Task goal
Only lines with the word "this" are needed; collect each of them from the listing below.

Supplied material Start Marker

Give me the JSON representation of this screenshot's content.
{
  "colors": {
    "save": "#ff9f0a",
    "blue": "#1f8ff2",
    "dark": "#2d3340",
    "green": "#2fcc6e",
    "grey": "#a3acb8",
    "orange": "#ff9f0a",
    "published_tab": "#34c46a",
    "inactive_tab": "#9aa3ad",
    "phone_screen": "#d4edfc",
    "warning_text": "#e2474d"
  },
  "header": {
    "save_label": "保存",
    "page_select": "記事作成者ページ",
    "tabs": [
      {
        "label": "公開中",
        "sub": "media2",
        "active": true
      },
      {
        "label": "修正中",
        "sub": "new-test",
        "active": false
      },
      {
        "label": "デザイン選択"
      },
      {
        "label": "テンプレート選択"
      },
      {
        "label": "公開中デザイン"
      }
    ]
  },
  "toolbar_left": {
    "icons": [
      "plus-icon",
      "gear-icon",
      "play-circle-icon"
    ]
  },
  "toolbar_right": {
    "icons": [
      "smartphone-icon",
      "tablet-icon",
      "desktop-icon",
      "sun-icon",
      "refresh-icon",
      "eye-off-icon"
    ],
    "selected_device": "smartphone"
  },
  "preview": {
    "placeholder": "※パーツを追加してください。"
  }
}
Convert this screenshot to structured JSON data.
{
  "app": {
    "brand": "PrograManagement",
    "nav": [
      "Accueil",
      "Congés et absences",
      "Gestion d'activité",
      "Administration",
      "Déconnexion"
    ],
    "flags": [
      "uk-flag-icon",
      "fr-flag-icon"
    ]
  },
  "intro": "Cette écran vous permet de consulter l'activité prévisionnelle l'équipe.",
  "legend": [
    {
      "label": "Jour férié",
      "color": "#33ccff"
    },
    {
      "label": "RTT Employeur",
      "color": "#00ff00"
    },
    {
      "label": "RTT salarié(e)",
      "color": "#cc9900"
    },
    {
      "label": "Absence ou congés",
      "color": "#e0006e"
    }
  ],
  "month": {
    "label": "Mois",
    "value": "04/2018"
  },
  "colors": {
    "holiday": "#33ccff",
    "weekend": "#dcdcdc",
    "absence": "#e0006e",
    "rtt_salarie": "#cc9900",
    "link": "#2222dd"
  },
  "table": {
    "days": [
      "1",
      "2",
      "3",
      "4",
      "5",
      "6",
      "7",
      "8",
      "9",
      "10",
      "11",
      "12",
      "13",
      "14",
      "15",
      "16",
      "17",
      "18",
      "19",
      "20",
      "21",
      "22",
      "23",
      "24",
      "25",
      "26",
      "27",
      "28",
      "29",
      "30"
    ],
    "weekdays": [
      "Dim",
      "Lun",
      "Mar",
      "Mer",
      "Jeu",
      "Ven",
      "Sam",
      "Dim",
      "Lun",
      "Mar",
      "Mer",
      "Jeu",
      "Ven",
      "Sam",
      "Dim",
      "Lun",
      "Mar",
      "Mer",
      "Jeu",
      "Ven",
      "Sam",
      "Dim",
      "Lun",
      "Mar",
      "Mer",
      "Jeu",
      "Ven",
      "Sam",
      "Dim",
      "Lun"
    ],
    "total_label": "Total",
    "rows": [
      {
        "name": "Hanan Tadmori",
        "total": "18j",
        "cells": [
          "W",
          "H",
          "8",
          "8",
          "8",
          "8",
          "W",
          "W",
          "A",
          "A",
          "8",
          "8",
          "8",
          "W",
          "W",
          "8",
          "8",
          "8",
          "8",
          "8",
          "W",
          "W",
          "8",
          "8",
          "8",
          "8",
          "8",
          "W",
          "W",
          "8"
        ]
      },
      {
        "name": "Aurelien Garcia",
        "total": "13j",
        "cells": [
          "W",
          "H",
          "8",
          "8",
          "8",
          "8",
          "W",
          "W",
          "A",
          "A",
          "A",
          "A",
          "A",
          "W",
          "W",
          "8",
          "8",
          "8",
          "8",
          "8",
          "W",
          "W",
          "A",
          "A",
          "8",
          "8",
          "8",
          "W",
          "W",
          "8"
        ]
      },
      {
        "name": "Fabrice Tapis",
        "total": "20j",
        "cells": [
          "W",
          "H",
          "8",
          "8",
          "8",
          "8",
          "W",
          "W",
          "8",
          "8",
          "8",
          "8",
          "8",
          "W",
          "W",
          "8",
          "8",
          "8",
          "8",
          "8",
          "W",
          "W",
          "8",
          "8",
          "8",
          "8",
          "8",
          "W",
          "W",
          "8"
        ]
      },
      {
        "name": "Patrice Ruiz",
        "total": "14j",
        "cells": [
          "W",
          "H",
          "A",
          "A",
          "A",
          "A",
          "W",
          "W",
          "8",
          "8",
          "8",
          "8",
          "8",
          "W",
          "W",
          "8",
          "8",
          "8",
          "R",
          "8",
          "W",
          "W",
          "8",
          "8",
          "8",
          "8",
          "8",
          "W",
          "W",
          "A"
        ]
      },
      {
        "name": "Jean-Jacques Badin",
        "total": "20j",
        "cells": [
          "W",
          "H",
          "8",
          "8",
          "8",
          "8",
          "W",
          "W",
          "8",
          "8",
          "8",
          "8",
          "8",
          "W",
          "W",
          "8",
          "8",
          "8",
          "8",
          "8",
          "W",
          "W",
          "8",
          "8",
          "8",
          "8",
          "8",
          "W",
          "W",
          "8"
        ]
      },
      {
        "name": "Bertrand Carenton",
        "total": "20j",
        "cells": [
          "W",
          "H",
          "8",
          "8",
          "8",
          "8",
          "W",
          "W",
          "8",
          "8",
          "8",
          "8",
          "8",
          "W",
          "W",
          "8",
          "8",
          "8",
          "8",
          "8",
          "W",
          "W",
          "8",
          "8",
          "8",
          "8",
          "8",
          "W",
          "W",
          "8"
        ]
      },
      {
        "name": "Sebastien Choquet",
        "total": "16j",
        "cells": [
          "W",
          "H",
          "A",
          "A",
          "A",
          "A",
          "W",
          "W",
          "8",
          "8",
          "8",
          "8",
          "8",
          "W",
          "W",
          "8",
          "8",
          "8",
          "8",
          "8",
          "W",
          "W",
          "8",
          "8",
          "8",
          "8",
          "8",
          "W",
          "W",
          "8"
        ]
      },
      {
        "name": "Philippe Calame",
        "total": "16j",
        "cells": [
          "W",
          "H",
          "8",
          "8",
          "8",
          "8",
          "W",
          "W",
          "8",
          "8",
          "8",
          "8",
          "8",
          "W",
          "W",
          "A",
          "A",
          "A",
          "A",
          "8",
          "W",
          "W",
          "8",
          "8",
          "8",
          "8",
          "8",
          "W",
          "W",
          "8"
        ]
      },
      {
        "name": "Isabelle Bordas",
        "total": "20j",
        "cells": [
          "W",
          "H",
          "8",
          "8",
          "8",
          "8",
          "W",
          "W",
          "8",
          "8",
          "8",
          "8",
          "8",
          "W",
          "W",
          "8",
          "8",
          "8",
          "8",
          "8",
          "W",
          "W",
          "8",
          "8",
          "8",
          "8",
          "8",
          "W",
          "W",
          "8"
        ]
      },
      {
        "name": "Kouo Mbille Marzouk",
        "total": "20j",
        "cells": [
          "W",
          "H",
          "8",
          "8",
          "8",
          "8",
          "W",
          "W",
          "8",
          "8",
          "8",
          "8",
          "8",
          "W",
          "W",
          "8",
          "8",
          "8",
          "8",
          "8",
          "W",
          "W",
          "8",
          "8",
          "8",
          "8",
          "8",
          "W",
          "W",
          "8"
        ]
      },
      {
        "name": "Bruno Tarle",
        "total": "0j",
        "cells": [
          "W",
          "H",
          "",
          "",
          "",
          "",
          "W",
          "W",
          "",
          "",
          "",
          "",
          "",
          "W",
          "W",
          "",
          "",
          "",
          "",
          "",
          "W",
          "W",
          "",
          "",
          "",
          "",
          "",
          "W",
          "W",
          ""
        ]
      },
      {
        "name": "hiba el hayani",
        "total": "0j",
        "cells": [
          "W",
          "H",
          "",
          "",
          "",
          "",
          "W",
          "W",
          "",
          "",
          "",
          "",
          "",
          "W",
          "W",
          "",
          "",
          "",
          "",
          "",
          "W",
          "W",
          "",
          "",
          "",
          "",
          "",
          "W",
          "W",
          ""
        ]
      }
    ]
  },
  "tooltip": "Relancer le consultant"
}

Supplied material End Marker

Response box
Give me the JSON representation of this screenshot's content.
Convert this screenshot to structured JSON data.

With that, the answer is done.